The New York Daily News announced on Wednesday in an editorial entitled “Sack the Name” that the newspaper will no longer use the Redskins name in its NFL coverage, joining papers all across the country (see here) who have decided against using the team’s name, instead opting to refer to the team as Washington and Washington only.
The paper made the announcement in advance of the publication of its “National Football League Preview” on Thursday.
This policy applies to articles written by staff and associated images, but the paper will continue to ” publish the term Redskin in reader letters about the controversy and in quotations in stories about the controversy when a full quotation seems particularly relevant.”
The tabloid also announced that it will stop using the team’s traditional logo as well, writing that the insignia “depicting a feathered Native American has been replaced with an image that uses the team’s burgundy and gold colors to key readers to stories, columns and statistics relating to Washington.”
Some images that document the change in policy from the venerable New York tabloid.
Redskins name gone from NY Daily News this morning (H/T @EdgeofSports, @patkiernan) pic.twitter.com/7TfSTy2h64
— darren rovell (@darrenrovell) September 4, 2014
So the @NYDailyNews is really not using the @Redskins Logo anymore!? @dcsportsbog pic.twitter.com/rj6ZLczUKy
— Andrew Livingston (@AndrewLiv) September 3, 2014
An excerpt from the editorial:
Enormously popular and deeply ingrained in sporting culture, the Redskins name is a throwback to a vanished era of perniciously casual racial attitudes.
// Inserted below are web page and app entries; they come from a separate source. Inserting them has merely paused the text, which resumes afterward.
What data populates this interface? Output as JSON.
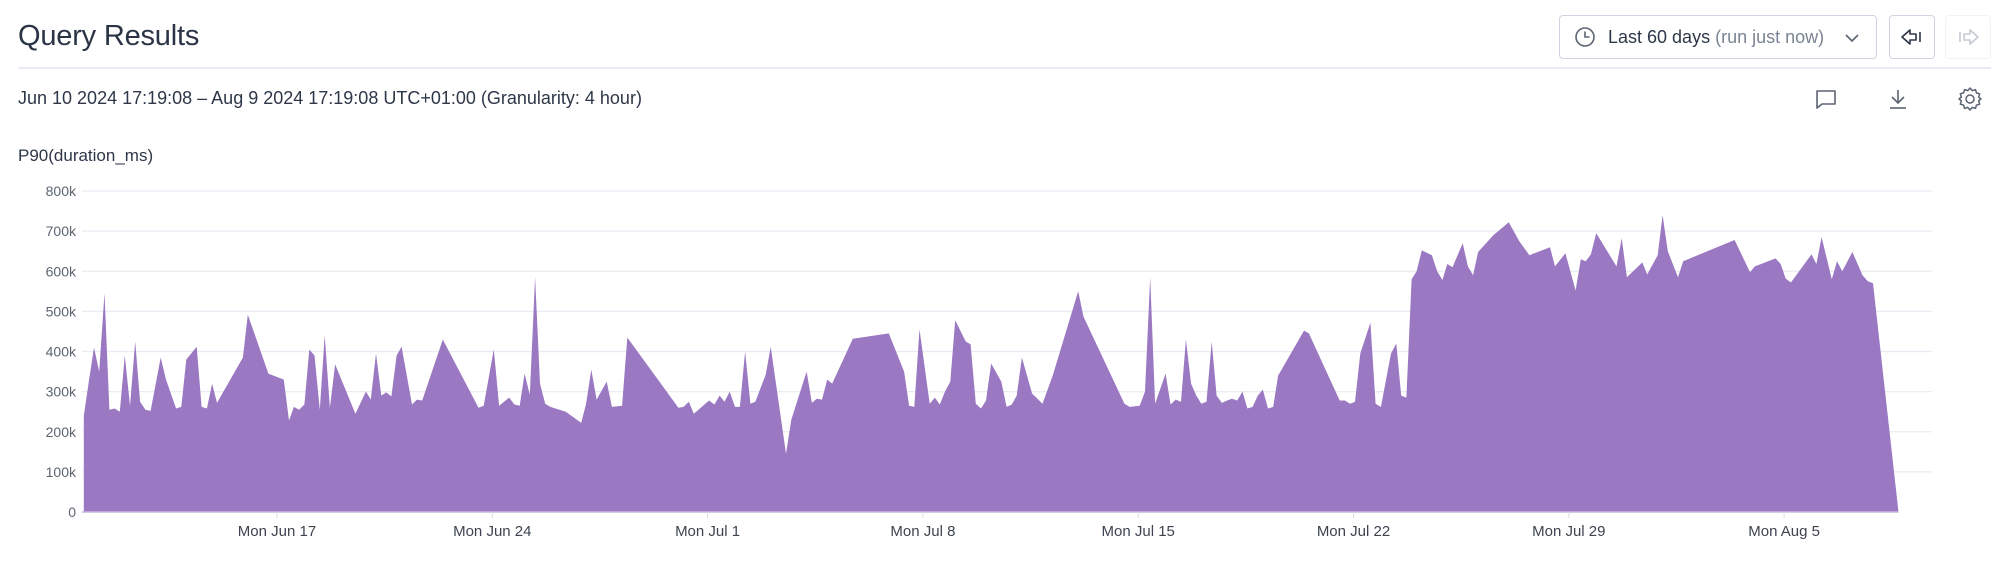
{
  "header": {
    "title": "Query Results",
    "time_picker": {
      "label": "Last 60 days",
      "sub": "(run just now)"
    },
    "icons": {
      "clock": "clock-icon",
      "chevron": "chevron-down-icon",
      "back": "step-back-icon",
      "forward": "step-forward-icon"
    }
  },
  "subheader": {
    "range_text": "Jun 10 2024 17:19:08 – Aug 9 2024 17:19:08 UTC+01:00 (Granularity: 4 hour)",
    "actions": [
      "comment-icon",
      "download-icon",
      "settings-icon"
    ]
  },
  "colors": {
    "area": "#9b78c2",
    "grid": "#e9ecf3",
    "axis": "#d8dce6"
  },
  "chart_data": {
    "type": "area",
    "title": "P90(duration_ms)",
    "xlabel": "",
    "ylabel": "P90(duration_ms)",
    "x_units": "days since Jun 10 2024 17:19",
    "x_range": [
      0,
      60
    ],
    "ylim": [
      0,
      800000
    ],
    "yticks": [
      0,
      100000,
      200000,
      300000,
      400000,
      500000,
      600000,
      700000,
      800000
    ],
    "ytick_labels": [
      "0",
      "100k",
      "200k",
      "300k",
      "400k",
      "500k",
      "600k",
      "700k",
      "800k"
    ],
    "xticks": [
      6.28,
      13.28,
      20.28,
      27.28,
      34.28,
      41.28,
      48.28,
      55.28
    ],
    "xtick_labels": [
      "Mon Jun 17",
      "Mon Jun 24",
      "Mon Jul 1",
      "Mon Jul 8",
      "Mon Jul 15",
      "Mon Jul 22",
      "Mon Jul 29",
      "Mon Aug 5"
    ],
    "grid": true,
    "legend": "none",
    "series": [
      {
        "name": "P90(duration_ms)",
        "points": [
          [
            0.0,
            240000
          ],
          [
            0.17,
            330000
          ],
          [
            0.33,
            410000
          ],
          [
            0.5,
            350000
          ],
          [
            0.67,
            545000
          ],
          [
            0.83,
            255000
          ],
          [
            1.0,
            258000
          ],
          [
            1.17,
            250000
          ],
          [
            1.33,
            390000
          ],
          [
            1.5,
            265000
          ],
          [
            1.67,
            425000
          ],
          [
            1.83,
            275000
          ],
          [
            2.0,
            255000
          ],
          [
            2.17,
            252000
          ],
          [
            2.5,
            385000
          ],
          [
            2.67,
            330000
          ],
          [
            3.0,
            258000
          ],
          [
            3.17,
            262000
          ],
          [
            3.33,
            380000
          ],
          [
            3.67,
            412000
          ],
          [
            3.83,
            262000
          ],
          [
            4.0,
            258000
          ],
          [
            4.17,
            320000
          ],
          [
            4.33,
            272000
          ],
          [
            5.17,
            385000
          ],
          [
            5.33,
            492000
          ],
          [
            6.0,
            345000
          ],
          [
            6.5,
            330000
          ],
          [
            6.67,
            228000
          ],
          [
            6.83,
            262000
          ],
          [
            7.0,
            255000
          ],
          [
            7.17,
            268000
          ],
          [
            7.33,
            405000
          ],
          [
            7.5,
            390000
          ],
          [
            7.67,
            255000
          ],
          [
            7.83,
            440000
          ],
          [
            8.0,
            260000
          ],
          [
            8.17,
            368000
          ],
          [
            8.83,
            245000
          ],
          [
            9.17,
            300000
          ],
          [
            9.33,
            280000
          ],
          [
            9.5,
            395000
          ],
          [
            9.67,
            290000
          ],
          [
            9.83,
            298000
          ],
          [
            10.0,
            288000
          ],
          [
            10.17,
            390000
          ],
          [
            10.33,
            412000
          ],
          [
            10.67,
            268000
          ],
          [
            10.83,
            280000
          ],
          [
            11.0,
            278000
          ],
          [
            11.67,
            430000
          ],
          [
            12.83,
            260000
          ],
          [
            13.0,
            265000
          ],
          [
            13.33,
            405000
          ],
          [
            13.5,
            265000
          ],
          [
            13.83,
            285000
          ],
          [
            14.0,
            268000
          ],
          [
            14.17,
            265000
          ],
          [
            14.33,
            345000
          ],
          [
            14.5,
            292000
          ],
          [
            14.67,
            585000
          ],
          [
            14.83,
            320000
          ],
          [
            15.0,
            270000
          ],
          [
            15.17,
            262000
          ],
          [
            15.67,
            250000
          ],
          [
            16.17,
            222000
          ],
          [
            16.33,
            270000
          ],
          [
            16.5,
            355000
          ],
          [
            16.67,
            280000
          ],
          [
            17.0,
            325000
          ],
          [
            17.17,
            262000
          ],
          [
            17.5,
            265000
          ],
          [
            17.67,
            435000
          ],
          [
            19.33,
            260000
          ],
          [
            19.5,
            262000
          ],
          [
            19.67,
            275000
          ],
          [
            19.83,
            245000
          ],
          [
            20.33,
            278000
          ],
          [
            20.5,
            268000
          ],
          [
            20.67,
            290000
          ],
          [
            20.83,
            275000
          ],
          [
            21.0,
            300000
          ],
          [
            21.17,
            262000
          ],
          [
            21.33,
            262000
          ],
          [
            21.5,
            400000
          ],
          [
            21.67,
            270000
          ],
          [
            21.83,
            275000
          ],
          [
            22.17,
            342000
          ],
          [
            22.33,
            412000
          ],
          [
            22.83,
            145000
          ],
          [
            23.0,
            230000
          ],
          [
            23.5,
            350000
          ],
          [
            23.67,
            272000
          ],
          [
            23.83,
            282000
          ],
          [
            24.0,
            280000
          ],
          [
            24.17,
            330000
          ],
          [
            24.33,
            320000
          ],
          [
            25.0,
            432000
          ],
          [
            26.17,
            445000
          ],
          [
            26.67,
            350000
          ],
          [
            26.83,
            265000
          ],
          [
            27.0,
            262000
          ],
          [
            27.17,
            455000
          ],
          [
            27.5,
            270000
          ],
          [
            27.67,
            285000
          ],
          [
            27.83,
            268000
          ],
          [
            28.0,
            300000
          ],
          [
            28.17,
            325000
          ],
          [
            28.33,
            478000
          ],
          [
            28.67,
            425000
          ],
          [
            28.83,
            418000
          ],
          [
            29.0,
            270000
          ],
          [
            29.17,
            258000
          ],
          [
            29.33,
            278000
          ],
          [
            29.5,
            370000
          ],
          [
            29.83,
            325000
          ],
          [
            30.0,
            262000
          ],
          [
            30.17,
            268000
          ],
          [
            30.33,
            290000
          ],
          [
            30.5,
            385000
          ],
          [
            30.83,
            295000
          ],
          [
            31.17,
            270000
          ],
          [
            31.5,
            340000
          ],
          [
            32.33,
            550000
          ],
          [
            32.5,
            487000
          ],
          [
            33.83,
            270000
          ],
          [
            34.0,
            262000
          ],
          [
            34.33,
            265000
          ],
          [
            34.5,
            300000
          ],
          [
            34.67,
            585000
          ],
          [
            34.83,
            270000
          ],
          [
            35.17,
            345000
          ],
          [
            35.33,
            268000
          ],
          [
            35.5,
            280000
          ],
          [
            35.67,
            275000
          ],
          [
            35.83,
            430000
          ],
          [
            36.0,
            320000
          ],
          [
            36.17,
            290000
          ],
          [
            36.33,
            270000
          ],
          [
            36.5,
            275000
          ],
          [
            36.67,
            425000
          ],
          [
            36.83,
            290000
          ],
          [
            37.0,
            272000
          ],
          [
            37.17,
            278000
          ],
          [
            37.33,
            282000
          ],
          [
            37.5,
            278000
          ],
          [
            37.67,
            300000
          ],
          [
            37.83,
            258000
          ],
          [
            38.0,
            262000
          ],
          [
            38.17,
            290000
          ],
          [
            38.33,
            305000
          ],
          [
            38.5,
            258000
          ],
          [
            38.67,
            262000
          ],
          [
            38.83,
            340000
          ],
          [
            39.67,
            452000
          ],
          [
            39.83,
            445000
          ],
          [
            40.83,
            278000
          ],
          [
            41.0,
            278000
          ],
          [
            41.17,
            270000
          ],
          [
            41.33,
            275000
          ],
          [
            41.5,
            395000
          ],
          [
            41.83,
            472000
          ],
          [
            42.0,
            270000
          ],
          [
            42.17,
            262000
          ],
          [
            42.5,
            395000
          ],
          [
            42.67,
            420000
          ],
          [
            42.83,
            290000
          ],
          [
            43.0,
            285000
          ],
          [
            43.17,
            580000
          ],
          [
            43.33,
            600000
          ],
          [
            43.5,
            652000
          ],
          [
            43.83,
            640000
          ],
          [
            44.0,
            600000
          ],
          [
            44.17,
            578000
          ],
          [
            44.33,
            618000
          ],
          [
            44.5,
            610000
          ],
          [
            44.83,
            670000
          ],
          [
            45.0,
            612000
          ],
          [
            45.17,
            590000
          ],
          [
            45.33,
            648000
          ],
          [
            45.83,
            690000
          ],
          [
            46.33,
            722000
          ],
          [
            46.67,
            675000
          ],
          [
            47.0,
            640000
          ],
          [
            47.67,
            660000
          ],
          [
            47.83,
            612000
          ],
          [
            48.17,
            645000
          ],
          [
            48.5,
            552000
          ],
          [
            48.67,
            630000
          ],
          [
            48.83,
            625000
          ],
          [
            49.0,
            642000
          ],
          [
            49.17,
            695000
          ],
          [
            49.83,
            612000
          ],
          [
            50.0,
            682000
          ],
          [
            50.17,
            585000
          ],
          [
            50.67,
            622000
          ],
          [
            50.83,
            592000
          ],
          [
            51.17,
            640000
          ],
          [
            51.33,
            740000
          ],
          [
            51.5,
            650000
          ],
          [
            51.83,
            585000
          ],
          [
            52.0,
            625000
          ],
          [
            53.67,
            678000
          ],
          [
            54.17,
            598000
          ],
          [
            54.33,
            612000
          ],
          [
            55.0,
            632000
          ],
          [
            55.17,
            618000
          ],
          [
            55.33,
            582000
          ],
          [
            55.5,
            572000
          ],
          [
            56.17,
            642000
          ],
          [
            56.33,
            618000
          ],
          [
            56.5,
            685000
          ],
          [
            56.83,
            580000
          ],
          [
            57.0,
            625000
          ],
          [
            57.17,
            600000
          ],
          [
            57.5,
            648000
          ],
          [
            57.83,
            590000
          ],
          [
            58.0,
            575000
          ],
          [
            58.17,
            570000
          ],
          [
            59.0,
            0
          ]
        ]
      }
    ]
  }
}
No new franchise would consider adopting a name based on pigmentation — Whiteskins, Blackskins, Yellowskins or Redskins — today. The time has come to leave the word behind.
Loyalty, tradition, affection and nostalgia all weigh heavily toward accepting the name as an artifact that has been cleansed of derogatory meaning by association with celebrated athletics.
While the team ownership and many fans hold such a belief in good faith, the inescapable truth is that the term Redskin derives solely from the racial characteristic of skin tone in a society that is struggling mightily to be color-blind.
Still more, many Native Americans view the word as a slur born in the country’s inglorious victimization of their ancestors. Their representatives have persuaded a federal panel to rule that the team name and logo are offensive and should be stripped of U.S. trademark protection.
Why drop the term now? Why not yesterday or last year? The answer is that, as attitudes evolve, words can move from common parlance to unacceptable in good company.
See the end of “Negro” and the rise of “black” or “African-American,” the end of “retarded” and the rise of “developmentally disabled,” the end of “handicapped” and the rise of “people with disabilities.”
Here’s a simple test of whether Redskin passes muster: Would you use the term in referring to Native Americans in anything other than a derogatory way?
The answer, of course, is no. So it will pass from stories and columns chronicling Washington’s ups and downs. An inextricable extension of the brand, the logo will go as well.
While the paper has every right to make editorial decisions how it goes about reporting “All the News That’s Fit to Print” — wait, that’s the motto of The New York Times (arguably a more “reputable” New York daily), not the Daily News — New York Magazine makes an interesting point about how the term “Redskins” is “now officially too offensive for the New York tabloid that called the mayor an “ass” on its cover earlier this summer.”
Fair point. And yet, this editorial decision to refrain from using the term for the D.C. NFL team is evolving from a trend into becoming a commonplace policy. Despite the public outcry by both news organizations, politically motivated groups and the like, owner Daniel Snyder remains steadfast in his resistance to ever changing the name. It remains to be seen, however, how long he can hold out against the growing list of powerful entities — both public and private — who fervently oppose its use.